At the core of most conflicts around immigration, emigration, and refugee movement, are issues stemming from cultural differences between peoples.
We make assumptions due to attributions about other people’s culture. And we do the same about our own.
Social proofing, social sanctioning, and social cueing dictate that we work doggedly to reduce the level of dissonance in our individual lives, but also at the societal level.
And, of course, we believe that if someone else were just doing something about the situation, rather than us, it would be all better.
The thing is though, people from other cultures—immigrant and refugees included—believe the exact same things that people who are “native” to the countries they desire to go to believe in.
There are a few ways out of these conflicts, but none of them are short-term, none of them are easy, and none of them are pleasant:
Listen honestly to what people are actually saying who come from another cultural mindset. This is the hardest one which is why it’s listed first. Listening at mass comes through social and other forms of media, but it also comes through laws, regulations, policies, and procedures. When we listen honestly, we begin to hear and recognize context and subtext.
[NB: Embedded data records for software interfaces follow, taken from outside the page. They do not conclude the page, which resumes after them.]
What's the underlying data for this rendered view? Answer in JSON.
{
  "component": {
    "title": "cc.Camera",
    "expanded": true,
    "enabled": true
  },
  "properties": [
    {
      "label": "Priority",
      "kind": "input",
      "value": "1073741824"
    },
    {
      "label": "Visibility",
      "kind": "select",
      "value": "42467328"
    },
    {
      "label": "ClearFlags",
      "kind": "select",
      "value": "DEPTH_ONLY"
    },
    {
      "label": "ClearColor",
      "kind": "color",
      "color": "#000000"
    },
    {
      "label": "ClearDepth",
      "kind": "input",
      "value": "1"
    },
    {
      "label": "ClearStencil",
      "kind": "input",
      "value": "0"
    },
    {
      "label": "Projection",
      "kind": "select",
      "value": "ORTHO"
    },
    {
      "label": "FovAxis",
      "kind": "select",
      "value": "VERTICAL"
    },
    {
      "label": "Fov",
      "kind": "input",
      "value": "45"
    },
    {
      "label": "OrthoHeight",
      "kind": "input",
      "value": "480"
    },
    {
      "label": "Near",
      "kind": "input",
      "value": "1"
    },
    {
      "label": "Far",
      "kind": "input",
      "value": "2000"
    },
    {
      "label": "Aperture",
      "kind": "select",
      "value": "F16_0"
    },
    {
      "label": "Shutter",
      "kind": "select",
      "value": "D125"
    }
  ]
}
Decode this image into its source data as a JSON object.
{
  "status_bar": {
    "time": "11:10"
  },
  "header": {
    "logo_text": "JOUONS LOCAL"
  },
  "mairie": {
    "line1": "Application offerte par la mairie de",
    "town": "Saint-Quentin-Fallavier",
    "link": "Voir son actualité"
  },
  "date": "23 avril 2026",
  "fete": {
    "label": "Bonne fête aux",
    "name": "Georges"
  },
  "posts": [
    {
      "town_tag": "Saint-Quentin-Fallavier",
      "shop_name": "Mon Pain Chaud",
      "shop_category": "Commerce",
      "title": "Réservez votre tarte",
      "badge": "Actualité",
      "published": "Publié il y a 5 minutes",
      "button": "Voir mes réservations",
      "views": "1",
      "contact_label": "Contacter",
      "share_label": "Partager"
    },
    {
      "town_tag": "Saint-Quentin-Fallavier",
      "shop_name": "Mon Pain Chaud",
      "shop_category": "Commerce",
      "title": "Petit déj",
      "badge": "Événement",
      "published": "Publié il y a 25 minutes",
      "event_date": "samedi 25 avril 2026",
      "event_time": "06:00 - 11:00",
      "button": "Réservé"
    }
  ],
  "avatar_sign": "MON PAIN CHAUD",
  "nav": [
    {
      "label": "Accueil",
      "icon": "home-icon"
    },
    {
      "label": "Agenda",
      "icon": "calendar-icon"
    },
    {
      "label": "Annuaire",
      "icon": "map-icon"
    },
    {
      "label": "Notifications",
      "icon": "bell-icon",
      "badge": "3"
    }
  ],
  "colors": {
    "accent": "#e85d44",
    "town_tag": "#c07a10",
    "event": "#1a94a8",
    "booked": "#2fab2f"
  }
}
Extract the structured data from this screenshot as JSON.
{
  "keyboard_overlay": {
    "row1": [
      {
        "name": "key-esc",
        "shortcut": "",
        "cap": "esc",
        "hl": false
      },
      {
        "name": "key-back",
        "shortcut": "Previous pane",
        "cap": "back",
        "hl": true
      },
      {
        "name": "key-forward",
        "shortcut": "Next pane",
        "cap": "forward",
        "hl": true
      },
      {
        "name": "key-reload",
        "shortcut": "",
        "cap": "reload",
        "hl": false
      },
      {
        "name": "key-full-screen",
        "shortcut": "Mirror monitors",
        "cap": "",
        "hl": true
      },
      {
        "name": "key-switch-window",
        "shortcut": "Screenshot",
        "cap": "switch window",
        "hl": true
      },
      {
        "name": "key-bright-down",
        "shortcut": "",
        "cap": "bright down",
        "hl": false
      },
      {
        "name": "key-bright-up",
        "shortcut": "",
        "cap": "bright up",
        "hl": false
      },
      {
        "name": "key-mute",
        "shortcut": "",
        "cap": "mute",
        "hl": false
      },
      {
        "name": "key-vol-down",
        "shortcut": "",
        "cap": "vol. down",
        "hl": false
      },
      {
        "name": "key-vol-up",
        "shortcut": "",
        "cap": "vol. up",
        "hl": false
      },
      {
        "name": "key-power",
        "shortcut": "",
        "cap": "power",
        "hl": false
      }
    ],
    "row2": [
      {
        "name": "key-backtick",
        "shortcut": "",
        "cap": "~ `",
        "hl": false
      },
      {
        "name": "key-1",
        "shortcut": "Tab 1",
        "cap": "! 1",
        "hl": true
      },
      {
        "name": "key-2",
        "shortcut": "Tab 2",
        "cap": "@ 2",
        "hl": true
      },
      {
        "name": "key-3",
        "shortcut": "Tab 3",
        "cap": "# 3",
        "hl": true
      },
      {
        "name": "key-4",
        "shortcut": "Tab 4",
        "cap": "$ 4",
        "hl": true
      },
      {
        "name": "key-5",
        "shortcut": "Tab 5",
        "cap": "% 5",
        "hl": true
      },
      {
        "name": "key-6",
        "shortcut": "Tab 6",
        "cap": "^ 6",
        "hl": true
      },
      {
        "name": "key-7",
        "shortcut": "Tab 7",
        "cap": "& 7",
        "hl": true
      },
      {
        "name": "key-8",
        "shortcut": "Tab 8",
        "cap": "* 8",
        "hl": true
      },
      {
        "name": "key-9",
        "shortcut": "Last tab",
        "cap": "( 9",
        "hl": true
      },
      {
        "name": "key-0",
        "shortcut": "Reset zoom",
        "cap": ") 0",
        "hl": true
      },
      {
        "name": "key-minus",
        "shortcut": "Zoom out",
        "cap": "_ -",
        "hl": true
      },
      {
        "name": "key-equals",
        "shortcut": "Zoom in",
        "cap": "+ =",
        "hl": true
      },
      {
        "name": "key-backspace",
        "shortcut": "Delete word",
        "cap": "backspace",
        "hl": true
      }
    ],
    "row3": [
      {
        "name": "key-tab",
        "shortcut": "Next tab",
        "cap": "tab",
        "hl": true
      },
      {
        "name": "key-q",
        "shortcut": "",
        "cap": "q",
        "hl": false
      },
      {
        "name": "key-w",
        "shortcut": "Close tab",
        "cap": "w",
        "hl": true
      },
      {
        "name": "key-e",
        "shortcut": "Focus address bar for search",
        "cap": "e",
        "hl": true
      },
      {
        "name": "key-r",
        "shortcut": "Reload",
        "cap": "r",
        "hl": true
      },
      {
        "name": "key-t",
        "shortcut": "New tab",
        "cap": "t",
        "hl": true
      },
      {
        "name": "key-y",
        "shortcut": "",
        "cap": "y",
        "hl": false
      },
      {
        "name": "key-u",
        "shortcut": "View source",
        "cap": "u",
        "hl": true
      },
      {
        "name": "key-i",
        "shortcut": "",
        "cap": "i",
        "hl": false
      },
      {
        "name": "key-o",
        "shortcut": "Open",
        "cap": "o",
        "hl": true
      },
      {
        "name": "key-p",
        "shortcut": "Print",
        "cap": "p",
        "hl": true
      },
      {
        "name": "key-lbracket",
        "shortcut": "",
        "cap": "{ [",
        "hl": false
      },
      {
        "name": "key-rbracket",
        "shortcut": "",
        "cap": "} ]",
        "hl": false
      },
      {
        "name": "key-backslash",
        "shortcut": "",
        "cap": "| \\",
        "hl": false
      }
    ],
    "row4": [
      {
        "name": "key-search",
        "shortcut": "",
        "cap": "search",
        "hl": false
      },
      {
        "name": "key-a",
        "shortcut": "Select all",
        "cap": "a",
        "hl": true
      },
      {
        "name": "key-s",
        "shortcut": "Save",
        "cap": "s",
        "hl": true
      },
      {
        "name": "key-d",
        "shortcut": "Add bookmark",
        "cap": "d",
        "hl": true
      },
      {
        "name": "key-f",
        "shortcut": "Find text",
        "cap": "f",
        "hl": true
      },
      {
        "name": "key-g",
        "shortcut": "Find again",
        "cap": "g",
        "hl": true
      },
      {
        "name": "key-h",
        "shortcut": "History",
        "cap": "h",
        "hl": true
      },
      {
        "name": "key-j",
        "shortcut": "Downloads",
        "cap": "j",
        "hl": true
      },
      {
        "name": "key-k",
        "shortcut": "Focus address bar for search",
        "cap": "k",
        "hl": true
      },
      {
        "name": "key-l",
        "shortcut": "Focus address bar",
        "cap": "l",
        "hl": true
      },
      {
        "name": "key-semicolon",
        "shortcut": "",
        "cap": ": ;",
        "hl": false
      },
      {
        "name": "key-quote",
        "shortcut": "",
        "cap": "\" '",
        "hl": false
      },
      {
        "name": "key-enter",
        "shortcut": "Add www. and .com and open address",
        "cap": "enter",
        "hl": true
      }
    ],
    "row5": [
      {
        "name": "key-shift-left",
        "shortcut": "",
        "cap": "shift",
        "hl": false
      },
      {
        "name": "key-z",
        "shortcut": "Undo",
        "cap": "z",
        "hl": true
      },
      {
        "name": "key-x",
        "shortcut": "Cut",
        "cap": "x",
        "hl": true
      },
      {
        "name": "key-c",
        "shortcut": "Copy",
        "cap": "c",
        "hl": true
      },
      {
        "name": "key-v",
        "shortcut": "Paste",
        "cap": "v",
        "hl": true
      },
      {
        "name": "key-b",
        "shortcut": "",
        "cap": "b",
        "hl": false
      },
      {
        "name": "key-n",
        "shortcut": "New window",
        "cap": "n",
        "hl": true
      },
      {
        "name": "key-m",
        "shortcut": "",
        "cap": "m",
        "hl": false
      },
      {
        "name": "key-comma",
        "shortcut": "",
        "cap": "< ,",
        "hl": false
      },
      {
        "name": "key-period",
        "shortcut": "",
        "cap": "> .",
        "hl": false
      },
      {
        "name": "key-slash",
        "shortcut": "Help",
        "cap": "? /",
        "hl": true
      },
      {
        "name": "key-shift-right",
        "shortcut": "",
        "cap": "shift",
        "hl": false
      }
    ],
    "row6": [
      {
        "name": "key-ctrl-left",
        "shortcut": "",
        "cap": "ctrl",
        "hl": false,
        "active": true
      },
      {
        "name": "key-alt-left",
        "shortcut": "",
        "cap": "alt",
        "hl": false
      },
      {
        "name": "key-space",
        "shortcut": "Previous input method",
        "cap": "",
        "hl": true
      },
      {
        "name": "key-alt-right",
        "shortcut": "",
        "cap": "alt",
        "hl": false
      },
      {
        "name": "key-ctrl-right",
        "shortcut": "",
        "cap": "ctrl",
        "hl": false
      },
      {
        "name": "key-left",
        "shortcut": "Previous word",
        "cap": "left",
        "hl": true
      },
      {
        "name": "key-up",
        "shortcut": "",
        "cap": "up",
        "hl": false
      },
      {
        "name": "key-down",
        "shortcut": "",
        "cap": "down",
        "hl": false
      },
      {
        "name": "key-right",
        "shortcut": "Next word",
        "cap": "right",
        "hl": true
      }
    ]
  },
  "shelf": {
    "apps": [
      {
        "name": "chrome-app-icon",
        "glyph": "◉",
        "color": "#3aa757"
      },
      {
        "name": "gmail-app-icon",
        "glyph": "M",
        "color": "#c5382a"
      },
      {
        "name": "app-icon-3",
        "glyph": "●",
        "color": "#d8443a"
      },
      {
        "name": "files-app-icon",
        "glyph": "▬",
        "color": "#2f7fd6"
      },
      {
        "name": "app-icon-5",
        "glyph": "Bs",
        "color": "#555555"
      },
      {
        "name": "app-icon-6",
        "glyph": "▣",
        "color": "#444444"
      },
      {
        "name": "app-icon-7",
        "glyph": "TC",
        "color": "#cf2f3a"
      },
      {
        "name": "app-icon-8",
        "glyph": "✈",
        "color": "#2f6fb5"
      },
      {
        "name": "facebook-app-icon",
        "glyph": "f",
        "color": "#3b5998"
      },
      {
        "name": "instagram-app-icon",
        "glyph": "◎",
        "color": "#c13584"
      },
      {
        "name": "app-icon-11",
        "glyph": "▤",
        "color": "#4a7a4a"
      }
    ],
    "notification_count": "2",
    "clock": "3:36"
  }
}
Learn to say “no” firmly, respectfully, and be prepared to defend the “no” with clarity, courage, and candor. The fact of the matter is, some refugees from some cultures and some immigrants from some cultures are no more a “fit” in one country than they are in another. But when a “no” is given that sounds like rhetoric, prejudice, or ignorance, it is unconvincing and seen as being based in prejudicial opinion. And the fever pitch to enter the country whose leaders have said “no” without sufficient explanation of why, rises inexorably.
Implement solutions that strike at the core of why culture matters: ideas, perspectives, beliefs, and values. If a nation (any nation) is not led by politicians whose values and beliefs match the people that they represent, then there is going to be a lack of desire to implement core solutions to cultural conflicts. This is a tough reality to face, which is why elections have consequences. If culture matters (and it does in considerations of refugee and immigrant populations) then the culture of the politicians and the nations that they lead should match up, both in word, and deed.
Cultural beliefs, values, and ideas, are part of the framing of many conflicts around the world. When there is a mismatch between cultural frames, there will be conflicts. It’s nice to consider building bridges across cultures, but the reality is much more complicated and fraught with danger.